He does not understand what is said, and he resists help.
(4) He is mentally confused for another one to two minutes after the seizure
seems to be over.
(5) Following the seizure, the individual usually does not remember what he
did during the attack.
(6) Psychomotor seizures may develop at any age and are usually
associated with structural lesions of the temporal lobe of the brain.
f. Hysterical Attacks. This condition may resemble grand mal epilepsy.
Characteristics of the attack include the following:
The attack begins slower, and the person's movements are purposeful.
He experiences no tongue biting or incontinence.
He remains conscious.
If and when he falls, he does not usually injure himself.
(5) He may resist help, and the "convulsion" may be erratic and atypical
(unusual and not typical of seizures).
The patient usually has a history of emotional upset and neurosis.
TREATMENT OF SEIZURE DISORDERS
a. General Principles. Included are the following:
Encourage the person to lead a normal life with social activities.
(2) Recommend moderate exercise with proper safeguards; for example,
swimming and horseback riding.
Automobile driving after one year has passed since the last seizure.
No alcoholic beverages.
(5) The individual's family should use their common sense and guard
against overprotecting him and being overly sympathetic. The family should suggest
that the person enter vocational rehabilitation and join a local interest group such as the
Epilepsy Foundation of America. They should encourage the person to take his

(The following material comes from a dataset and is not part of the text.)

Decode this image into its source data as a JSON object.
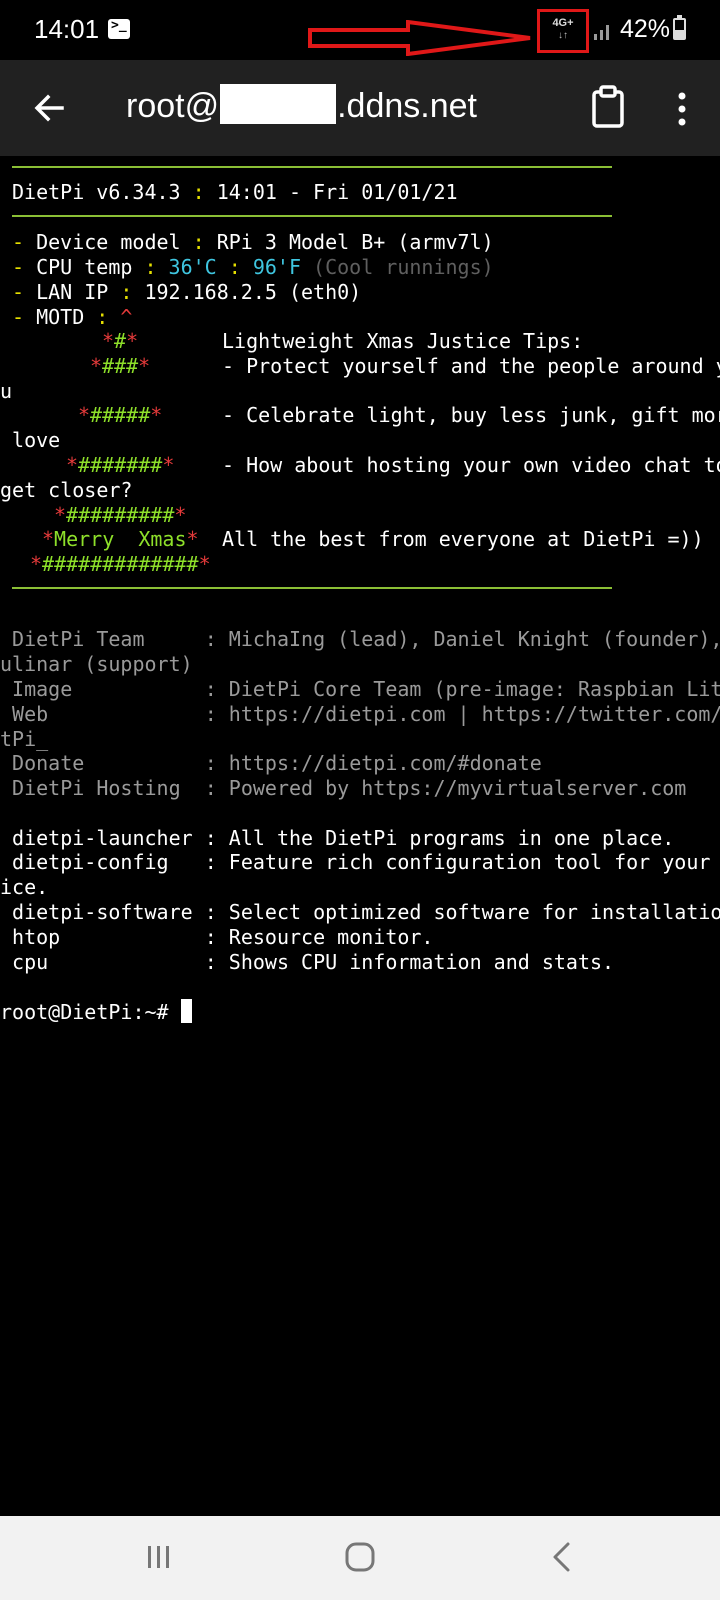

medication regularly and to carry an identification card stating that he is an epileptic.